(Data about app and page elements)
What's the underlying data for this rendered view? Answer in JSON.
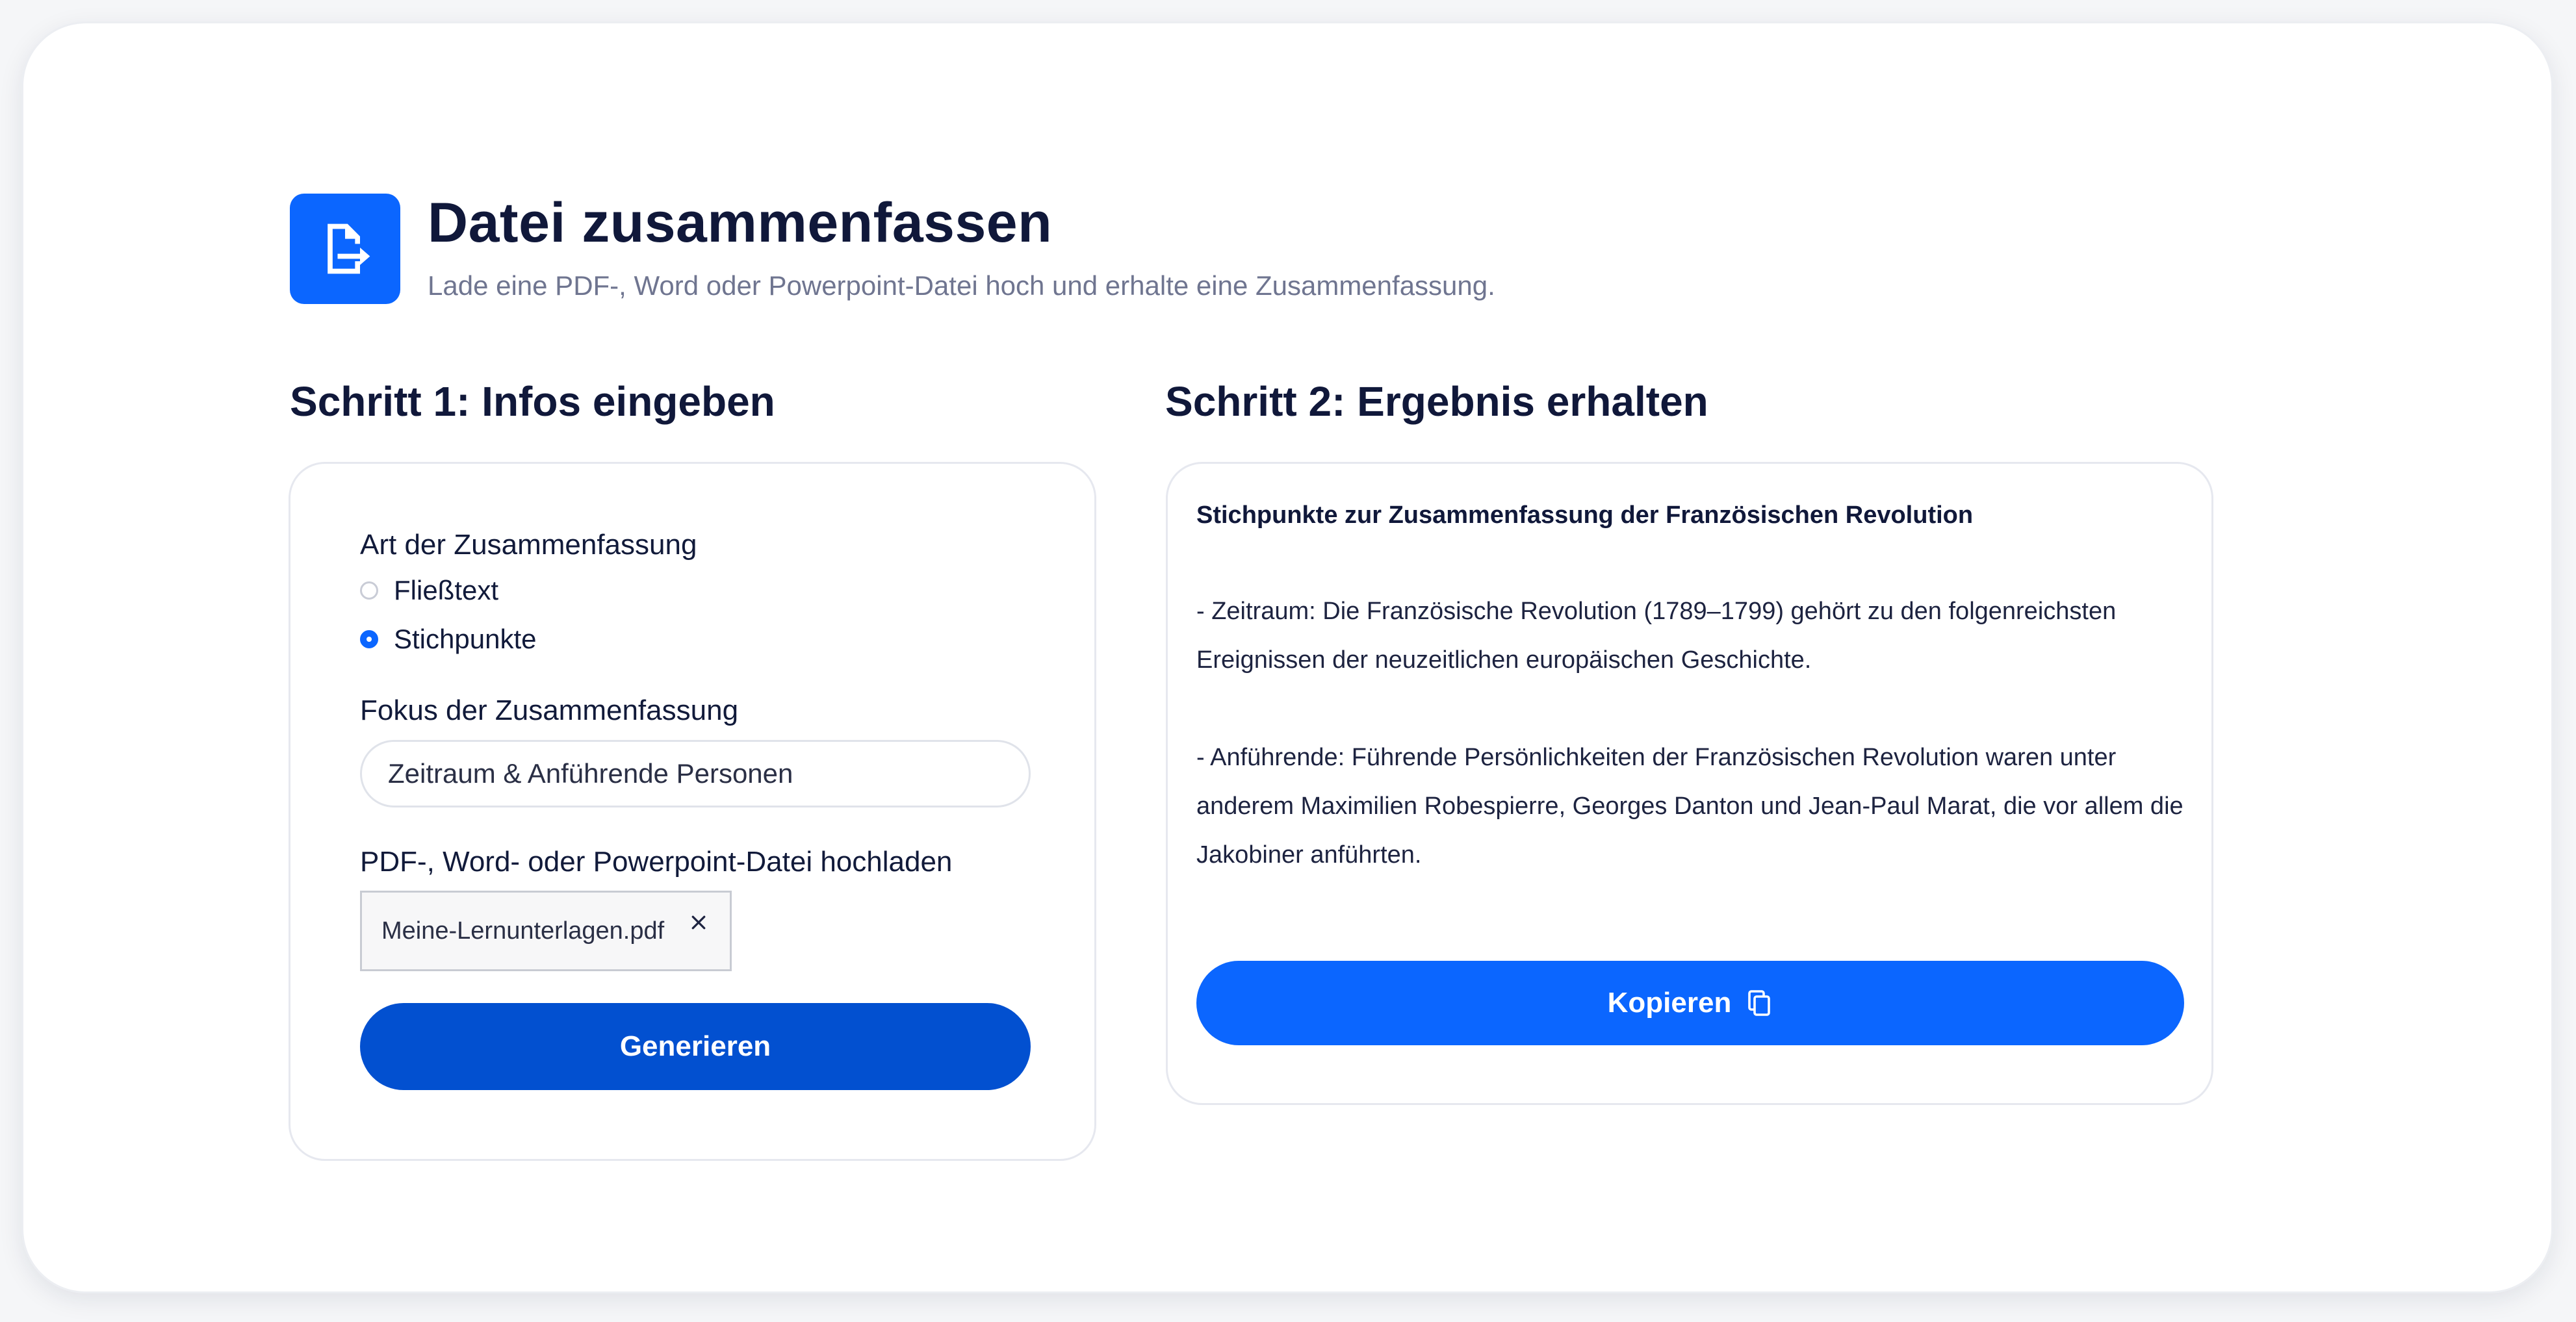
{
  "header": {
    "title": "Datei zusammenfassen",
    "subtitle": "Lade eine PDF-, Word oder Powerpoint-Datei hoch und erhalte eine Zusammenfassung.",
    "icon": "file-export-icon"
  },
  "step1": {
    "heading": "Schritt 1: Infos eingeben",
    "summary_type_label": "Art der Zusammenfassung",
    "options": [
      {
        "label": "Fließtext",
        "checked": false
      },
      {
        "label": "Stichpunkte",
        "checked": true
      }
    ],
    "focus_label": "Fokus der Zusammenfassung",
    "focus_value": "Zeitraum & Anführende Personen",
    "upload_label": "PDF-, Word- oder Powerpoint-Datei hochladen",
    "file_name": "Meine-Lernunterlagen.pdf",
    "generate_label": "Generieren"
  },
  "step2": {
    "heading": "Schritt 2: Ergebnis erhalten",
    "result_title": "Stichpunkte zur Zusammenfassung der Französischen Revolution",
    "result_paragraphs": [
      "- Zeitraum: Die Französische Revolution (1789–1799) gehört zu den folgenreichsten Ereignissen der neuzeitlichen europäischen Geschichte.",
      "- Anführende: Führende Persönlichkeiten der Französischen Revolution waren unter anderem Maximilien Robespierre, Georges Danton und Jean-Paul Marat, die vor allem die Jakobiner anführten."
    ],
    "copy_label": "Kopieren"
  },
  "colors": {
    "accent": "#0b66ff",
    "button_dark": "#0250d0",
    "text_dark": "#10183a",
    "text_muted": "#6f7590"
  }
}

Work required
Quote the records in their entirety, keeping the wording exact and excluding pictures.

Problem solution
What's the underlying data for this rendered view? Answer in JSON.
{
  "header": {
    "title": "Datei zusammenfassen",
    "subtitle": "Lade eine PDF-, Word oder Powerpoint-Datei hoch und erhalte eine Zusammenfassung.",
    "icon": "file-export-icon"
  },
  "step1": {
    "heading": "Schritt 1: Infos eingeben",
    "summary_type_label": "Art der Zusammenfassung",
    "options": [
      {
        "label": "Fließtext",
        "checked": false
      },
      {
        "label": "Stichpunkte",
        "checked": true
      }
    ],
    "focus_label": "Fokus der Zusammenfassung",
    "focus_value": "Zeitraum & Anführende Personen",
    "upload_label": "PDF-, Word- oder Powerpoint-Datei hochladen",
    "file_name": "Meine-Lernunterlagen.pdf",
    "generate_label": "Generieren"
  },
  "step2": {
    "heading": "Schritt 2: Ergebnis erhalten",
    "result_title": "Stichpunkte zur Zusammenfassung der Französischen Revolution",
    "result_paragraphs": [
      "- Zeitraum: Die Französische Revolution (1789–1799) gehört zu den folgenreichsten Ereignissen der neuzeitlichen europäischen Geschichte.",
      "- Anführende: Führende Persönlichkeiten der Französischen Revolution waren unter anderem Maximilien Robespierre, Georges Danton und Jean-Paul Marat, die vor allem die Jakobiner anführten."
    ],
    "copy_label": "Kopieren"
  },
  "colors": {
    "accent": "#0b66ff",
    "button_dark": "#0250d0",
    "text_dark": "#10183a",
    "text_muted": "#6f7590"
  }
}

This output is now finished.